Wild poinsettia, or Euphorbia heterophylla, has been confirmed resistant to glyphosate in Brazil, making it the eleventh weed in the world to develop resistance to the herbicide. “We have about 50-70 acres of glyphosate-resistant wild poinsettia at this time,” says Ribas Vidal, weed scientist at the Federal University of Rio Grande do Sul (UFRGS) who confirmed the resistant population.

The population was found in a field in the main soybean growing region of Rio Grande do Sul, Brazil. “Farmers have been complaining about the need for higher rates of glyphosate to control wild poinsettia on a widespread scale for quite some time,” Vidal says. Biotypes from three additional sites are being tested and more areas of resistance are suspected.

When growers complained about lack of control and the need for higher rates of glyphosate, Vidal began investigating the possibility of resistance. “It isn’t surprising that wild poinsettia has developed glyphosate resistance because it’s historically prone to developing resistance. It’s the first Brazilian weed to develop multiple resistance to herbicides,” Vidal says.

Vidal recommends integrated weed management for control including rotating herbicide modes of action, reducing the seed bank population and rotating crops. “Wild poinsettia being identified resistant to glyphosate herbicides just demonstrates that no herbicide is a silver bullet. No technology is. Herbicides must be used wisely.”

“This is a very significant development for Brazilian farmers,” says Nestor Silva, regional development manager for Syngenta in Brazil. “Diversity in crop rotation and herbicide use are measures that we must implement to give sustainability to glyphosate herbicides and glyphosate technology.” Millions of acres are treated to control wild poinsettia. Heavy infestations can reduce yields by up to 40%.

“Farmers will have to include other herbicides to control this weed,” Silva notes, “starting with a pre-plant burndown – combining glyphosate in programs with other non-selective chemistries such as paraquat or 2,4-D. For over-the-top applications, the best alternative is PPO herbicides in combination with glyphosate. Preventing the weed from setting seed with the use of a pre-harvest aid is also advised.”
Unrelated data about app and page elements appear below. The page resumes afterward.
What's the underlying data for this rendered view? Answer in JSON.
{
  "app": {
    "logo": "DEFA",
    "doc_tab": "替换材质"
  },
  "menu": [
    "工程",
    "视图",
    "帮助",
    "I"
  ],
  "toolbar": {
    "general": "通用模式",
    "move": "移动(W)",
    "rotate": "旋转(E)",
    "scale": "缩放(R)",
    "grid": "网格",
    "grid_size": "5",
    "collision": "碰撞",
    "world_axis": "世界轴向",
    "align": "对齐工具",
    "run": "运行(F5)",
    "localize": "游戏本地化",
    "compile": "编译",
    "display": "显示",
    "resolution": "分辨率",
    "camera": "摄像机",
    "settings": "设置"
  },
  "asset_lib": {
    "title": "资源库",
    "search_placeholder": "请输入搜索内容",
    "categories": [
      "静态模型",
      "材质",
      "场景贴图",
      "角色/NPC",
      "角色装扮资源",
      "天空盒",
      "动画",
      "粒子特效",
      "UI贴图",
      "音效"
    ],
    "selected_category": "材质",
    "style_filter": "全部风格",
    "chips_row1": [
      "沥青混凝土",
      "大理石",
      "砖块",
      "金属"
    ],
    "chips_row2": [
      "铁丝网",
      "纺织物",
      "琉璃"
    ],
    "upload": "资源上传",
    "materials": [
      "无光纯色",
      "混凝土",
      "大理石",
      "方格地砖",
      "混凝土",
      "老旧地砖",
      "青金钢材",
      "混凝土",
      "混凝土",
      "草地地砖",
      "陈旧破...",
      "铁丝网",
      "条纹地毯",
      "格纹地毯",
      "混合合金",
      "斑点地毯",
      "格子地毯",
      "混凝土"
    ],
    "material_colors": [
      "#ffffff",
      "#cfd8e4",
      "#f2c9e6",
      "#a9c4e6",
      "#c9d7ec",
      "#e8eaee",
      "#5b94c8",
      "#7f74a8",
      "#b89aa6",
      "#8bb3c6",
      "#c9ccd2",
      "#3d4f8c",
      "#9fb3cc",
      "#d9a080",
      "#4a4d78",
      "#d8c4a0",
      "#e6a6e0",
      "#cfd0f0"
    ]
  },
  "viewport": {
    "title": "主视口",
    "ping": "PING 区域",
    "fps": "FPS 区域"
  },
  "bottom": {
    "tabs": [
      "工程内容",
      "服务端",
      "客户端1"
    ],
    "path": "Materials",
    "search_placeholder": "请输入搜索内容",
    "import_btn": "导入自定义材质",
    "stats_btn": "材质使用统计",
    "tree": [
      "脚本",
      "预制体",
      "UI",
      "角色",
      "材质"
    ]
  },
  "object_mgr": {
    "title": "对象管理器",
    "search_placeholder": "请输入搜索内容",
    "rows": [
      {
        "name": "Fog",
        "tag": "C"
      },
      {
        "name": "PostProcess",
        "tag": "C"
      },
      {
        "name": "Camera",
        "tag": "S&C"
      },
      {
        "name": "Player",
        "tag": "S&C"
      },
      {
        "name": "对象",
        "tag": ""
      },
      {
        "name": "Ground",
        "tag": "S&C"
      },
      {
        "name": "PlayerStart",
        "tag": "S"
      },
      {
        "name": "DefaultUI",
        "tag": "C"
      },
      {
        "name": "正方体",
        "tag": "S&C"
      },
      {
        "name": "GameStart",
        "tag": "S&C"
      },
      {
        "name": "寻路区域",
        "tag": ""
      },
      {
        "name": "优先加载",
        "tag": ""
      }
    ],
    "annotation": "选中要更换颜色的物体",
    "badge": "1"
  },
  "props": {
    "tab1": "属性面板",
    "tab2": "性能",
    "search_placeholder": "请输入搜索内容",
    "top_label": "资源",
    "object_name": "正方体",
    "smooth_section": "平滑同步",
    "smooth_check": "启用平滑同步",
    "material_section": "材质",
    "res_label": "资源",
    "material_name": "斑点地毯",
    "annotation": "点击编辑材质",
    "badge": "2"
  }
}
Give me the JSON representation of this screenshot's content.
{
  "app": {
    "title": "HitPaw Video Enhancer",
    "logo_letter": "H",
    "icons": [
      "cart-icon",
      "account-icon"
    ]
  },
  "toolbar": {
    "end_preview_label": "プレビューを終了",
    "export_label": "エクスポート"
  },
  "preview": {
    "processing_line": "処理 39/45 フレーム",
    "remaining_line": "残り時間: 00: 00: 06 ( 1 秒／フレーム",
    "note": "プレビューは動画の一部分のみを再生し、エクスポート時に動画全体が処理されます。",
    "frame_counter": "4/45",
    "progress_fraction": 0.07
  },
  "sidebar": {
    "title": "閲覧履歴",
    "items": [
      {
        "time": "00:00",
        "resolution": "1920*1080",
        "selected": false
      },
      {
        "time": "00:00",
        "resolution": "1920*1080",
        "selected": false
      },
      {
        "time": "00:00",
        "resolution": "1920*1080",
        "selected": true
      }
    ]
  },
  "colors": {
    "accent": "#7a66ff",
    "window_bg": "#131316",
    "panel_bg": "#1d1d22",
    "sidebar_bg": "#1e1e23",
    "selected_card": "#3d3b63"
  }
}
Globally, Syngenta advocates the responsible use of glyphosate in order to preserve the herbicide and help delay the onset of resistance. In U.S. glyphosate-tolerant corn and soybean programs, Syngenta recommends using no more than two applications of glyphosate in one field over two years – or 2-1-2. “Wild poinsettia resistance is another alert that glyphosate weed resistance is a real and growing threat not only in this country but in South America as well,” says Chuck Foresman, head of herbicide resistance management for Syngenta in the U.S. For more information visit resistancefighter.com.